You may recall that my son’s school took an official school field trip to In-and-Out Burger as part of their lessons on food distribution chains and economics. I sent a polite but pointed email to the school principal explaining why we were opting-out of that trip. The principal sent me an appropriately polite response to my email and invited our suggestions of alternatives. My wife Lisa sent the principal this email describing what she did with Jacob instead of the In-and-Out Burger field trip:
I just wanted to follow up with you about alternatives to the In-N-Out field trip. Since both the field trip & our decision to pull Jacob was kind of last minute, I didn’t have much time to research alternatives. I ended up taking Jacob out for breakfast at Hobee’s & while there, discussing the cost of his entree & what went into that. We discussed the expenses restaurants incur (cooks, servers, rent, utilities, etc.); we also touched on the differences between “fast food” restaurants & other types of restaurants as well as regular vs. organic. Then we made notes about the ingredients used in his entree. From there we went over to Trader Joe’s and priced out those ingredients (going through the store with a notepad & pen, noting prices, quantities & serving sizes – we didn’t actually purchase anything). Then, we came home and calculated the total price, and then did a lot of division to calculate the price of one serving. (BTW, the $8.50 Florentine Scramble at Hobee’s can be made at home for $2.83, and that’s with about 50% organic ingredients to boot! :-))
The same morning Jacob’s class went to In-N-Out, our daughter’s class went to Hidden Villa Farm where they saw how crops are raised, eggs are harvested, goats milked & pigs born. I thought that was a nice view into “where food comes from,” and since HV also sells commercially, they can also discuss/show how they choose what to produce, how they package, transport, market & price it, etc.
If I’d had more time, I would have looked into possible “behind the scenes” tours from places like Whole Foods Market, the local Farmers Markets, Trader Joe’s and other local farms. If you would like me to research these sorts of options further, please let me know.
Lisa’s alternative excursion made quite an impression on Jacob. He became especially interested in organic foods, but the cost accounting also seems to have made an impact. Lisa also told me that several people at Hobee’s and Trader Joe’s overheard her talking to Jacob and gave her unsolicited compliments for her efforts.
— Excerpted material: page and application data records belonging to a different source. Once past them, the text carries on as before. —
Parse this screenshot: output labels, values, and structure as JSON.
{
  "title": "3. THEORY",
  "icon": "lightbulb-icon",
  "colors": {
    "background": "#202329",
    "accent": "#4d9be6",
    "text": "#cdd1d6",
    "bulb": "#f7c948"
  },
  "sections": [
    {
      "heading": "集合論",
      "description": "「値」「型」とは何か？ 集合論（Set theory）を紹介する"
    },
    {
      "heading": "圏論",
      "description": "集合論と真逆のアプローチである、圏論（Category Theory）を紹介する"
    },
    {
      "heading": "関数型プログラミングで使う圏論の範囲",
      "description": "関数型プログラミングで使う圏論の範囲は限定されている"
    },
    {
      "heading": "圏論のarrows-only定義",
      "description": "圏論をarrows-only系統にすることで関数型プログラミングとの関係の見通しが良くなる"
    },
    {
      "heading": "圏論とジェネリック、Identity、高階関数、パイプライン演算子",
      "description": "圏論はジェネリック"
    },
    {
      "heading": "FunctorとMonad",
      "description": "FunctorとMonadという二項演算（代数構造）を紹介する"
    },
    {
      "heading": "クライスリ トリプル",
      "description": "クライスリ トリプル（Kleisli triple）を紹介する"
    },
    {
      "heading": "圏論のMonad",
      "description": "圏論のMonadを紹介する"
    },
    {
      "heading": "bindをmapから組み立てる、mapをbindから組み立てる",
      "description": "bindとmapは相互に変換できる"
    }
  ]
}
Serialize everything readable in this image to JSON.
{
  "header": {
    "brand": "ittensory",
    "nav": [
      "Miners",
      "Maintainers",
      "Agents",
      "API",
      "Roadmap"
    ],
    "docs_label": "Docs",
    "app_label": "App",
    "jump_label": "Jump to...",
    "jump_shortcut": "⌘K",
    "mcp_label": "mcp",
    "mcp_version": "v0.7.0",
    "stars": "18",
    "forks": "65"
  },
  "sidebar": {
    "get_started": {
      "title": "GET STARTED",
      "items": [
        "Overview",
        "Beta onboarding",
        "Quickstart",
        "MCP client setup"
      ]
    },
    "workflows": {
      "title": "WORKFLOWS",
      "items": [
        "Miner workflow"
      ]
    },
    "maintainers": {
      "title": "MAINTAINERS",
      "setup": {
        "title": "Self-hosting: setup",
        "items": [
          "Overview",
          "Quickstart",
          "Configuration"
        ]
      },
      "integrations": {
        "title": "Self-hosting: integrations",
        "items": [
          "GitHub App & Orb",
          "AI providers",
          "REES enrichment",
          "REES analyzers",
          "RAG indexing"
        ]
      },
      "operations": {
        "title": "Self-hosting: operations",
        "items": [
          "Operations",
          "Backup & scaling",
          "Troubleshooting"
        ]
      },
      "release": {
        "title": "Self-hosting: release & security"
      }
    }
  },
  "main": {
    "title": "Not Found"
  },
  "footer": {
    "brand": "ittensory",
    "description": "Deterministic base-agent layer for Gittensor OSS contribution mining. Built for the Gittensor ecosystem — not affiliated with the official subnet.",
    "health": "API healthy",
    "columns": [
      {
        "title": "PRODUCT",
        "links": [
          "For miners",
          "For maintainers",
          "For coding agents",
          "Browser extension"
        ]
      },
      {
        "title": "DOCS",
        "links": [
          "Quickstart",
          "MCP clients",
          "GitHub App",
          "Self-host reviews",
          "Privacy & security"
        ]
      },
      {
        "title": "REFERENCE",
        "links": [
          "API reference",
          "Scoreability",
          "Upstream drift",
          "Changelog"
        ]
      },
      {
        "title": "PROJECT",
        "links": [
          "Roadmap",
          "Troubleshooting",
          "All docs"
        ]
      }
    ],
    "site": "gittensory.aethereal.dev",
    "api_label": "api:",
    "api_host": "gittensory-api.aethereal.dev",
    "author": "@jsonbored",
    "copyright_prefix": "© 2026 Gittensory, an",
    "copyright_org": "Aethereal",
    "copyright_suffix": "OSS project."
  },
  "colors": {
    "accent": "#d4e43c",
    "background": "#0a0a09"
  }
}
In terms of alternatives, I think a visit to Hobee’s is a little better educationally than a visit to In-and-Out Burger, but I think both of them are inferior to a trip to where students could get multiple vendor perspectives, such as a farmer’s market. I think it would be really neat to hear different farmers at a farmer’s market explain why they think their product is superior to their competition and why it’s financially advantageous for farmers to sell their product via a farmer’s market as opposed to other distribution options. My guess is that the students would never look at Safeway’s the same after hearing that.